Excavations 3 & Night Journey

Excavations 3

A poetry denies its end in any descriptive act, I mean any act which leaves
the attention outside the poem.
– Robert Creeley

At night in my bed
in the dark
I fell through a space,
many spaces
some glued to time
as though to become
almost a quilt
of many colors
many stories.

(I died many times that night.
I composed many poems that
preached nothing promised nothing)

Later that day my dear friend said
It must have been a case of dysteleology.

I loved that.
I wrote poems around that.

Later he left me for a
Dark Lady in Sweden.

I refused to accept it.
I didn’t believe the ontology
of departure.

Listen my friend said later:

A poem begins in exile
It flies around on invisible wings
& takes dumps on your head
any number of times.

When it lands on earth it
offers only its naked being.
Believe this, somewhat.

That was my friend the poet
who flies about just over my head.

Joanna came along later
& says:

if you must make poems
consider the spaces
that lie beyond the
words, unknowns
holding the chalice
of a mysterium,
a parataxis
of nonsequiturs.

Embrace the silences
that haunt, an oceanic.
Try not to deploy nouns.
(remember Gertrude Stein)

If your poem has no beginning
middle end it might be a
success though not with the
poetry police

who wear long faces,
wield mean red pens
on the lines of the
rejected, unclean.

I love it when Joanna says:

isn’t it luscious when a poem
doesn’t have to mean
but just be there

like a Rothko or Pollock
or perhaps a Klee.

We’re dining in the
Bistro of the Winds.
Having the Gouda & wine.
Its nighttime & we
don’t have to go anywhere,
like a poem.



Night Journey

What do you want from me, Dream
That you won’t let me be?
— Federico Lorca

I have endured the edges and mirages of daily travel.
Have paced hour by hour in the worn shoes of

But your voice, Lissa.

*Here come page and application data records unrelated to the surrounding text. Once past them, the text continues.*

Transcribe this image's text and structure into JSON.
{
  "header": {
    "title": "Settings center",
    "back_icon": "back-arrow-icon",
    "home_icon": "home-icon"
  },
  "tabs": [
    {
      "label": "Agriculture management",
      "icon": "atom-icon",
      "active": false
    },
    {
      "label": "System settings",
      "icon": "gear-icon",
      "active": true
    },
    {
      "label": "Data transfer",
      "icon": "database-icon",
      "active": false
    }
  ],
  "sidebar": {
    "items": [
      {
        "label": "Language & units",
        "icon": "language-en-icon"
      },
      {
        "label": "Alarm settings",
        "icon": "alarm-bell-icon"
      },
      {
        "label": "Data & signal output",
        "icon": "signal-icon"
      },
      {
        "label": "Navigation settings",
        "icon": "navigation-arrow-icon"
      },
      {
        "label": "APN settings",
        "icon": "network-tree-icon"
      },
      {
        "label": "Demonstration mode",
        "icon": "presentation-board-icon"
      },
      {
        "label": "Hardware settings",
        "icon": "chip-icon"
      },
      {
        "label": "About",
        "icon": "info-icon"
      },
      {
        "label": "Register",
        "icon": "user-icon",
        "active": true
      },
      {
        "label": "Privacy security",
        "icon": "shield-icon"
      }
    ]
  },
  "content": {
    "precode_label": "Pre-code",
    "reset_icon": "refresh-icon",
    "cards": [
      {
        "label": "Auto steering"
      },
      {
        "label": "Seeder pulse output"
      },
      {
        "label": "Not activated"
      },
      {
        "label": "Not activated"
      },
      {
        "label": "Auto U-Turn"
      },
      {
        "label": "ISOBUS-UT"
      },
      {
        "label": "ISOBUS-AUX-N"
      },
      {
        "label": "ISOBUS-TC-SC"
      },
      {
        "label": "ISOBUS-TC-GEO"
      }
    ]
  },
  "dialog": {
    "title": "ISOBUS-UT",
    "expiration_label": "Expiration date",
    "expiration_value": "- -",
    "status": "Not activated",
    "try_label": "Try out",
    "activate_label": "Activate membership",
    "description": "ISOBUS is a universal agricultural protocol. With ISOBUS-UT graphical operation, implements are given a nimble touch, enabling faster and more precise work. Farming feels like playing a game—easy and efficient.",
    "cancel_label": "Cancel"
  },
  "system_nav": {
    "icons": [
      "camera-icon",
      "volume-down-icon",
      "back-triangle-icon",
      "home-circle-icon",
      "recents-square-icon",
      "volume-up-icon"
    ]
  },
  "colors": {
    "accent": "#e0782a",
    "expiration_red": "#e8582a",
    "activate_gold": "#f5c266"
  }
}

I wait for your words
each and every one.
Haven’t we witnessed the light, the shadows
in a togetherness some call love.

Haven’t we trusted one another with
our temple of the future.
Shouldn’t we be able to touch the rose
without fear of thorn.

All this I ask but receive no answer.

At night in my dreams I undress you
but only from a great distance.
What is it that refuses our closeness.
What unspoken darkness lies in my
sleeping self.


Projected Letters is a literary magazine dedicated to publishing the best new and established writing from around the world.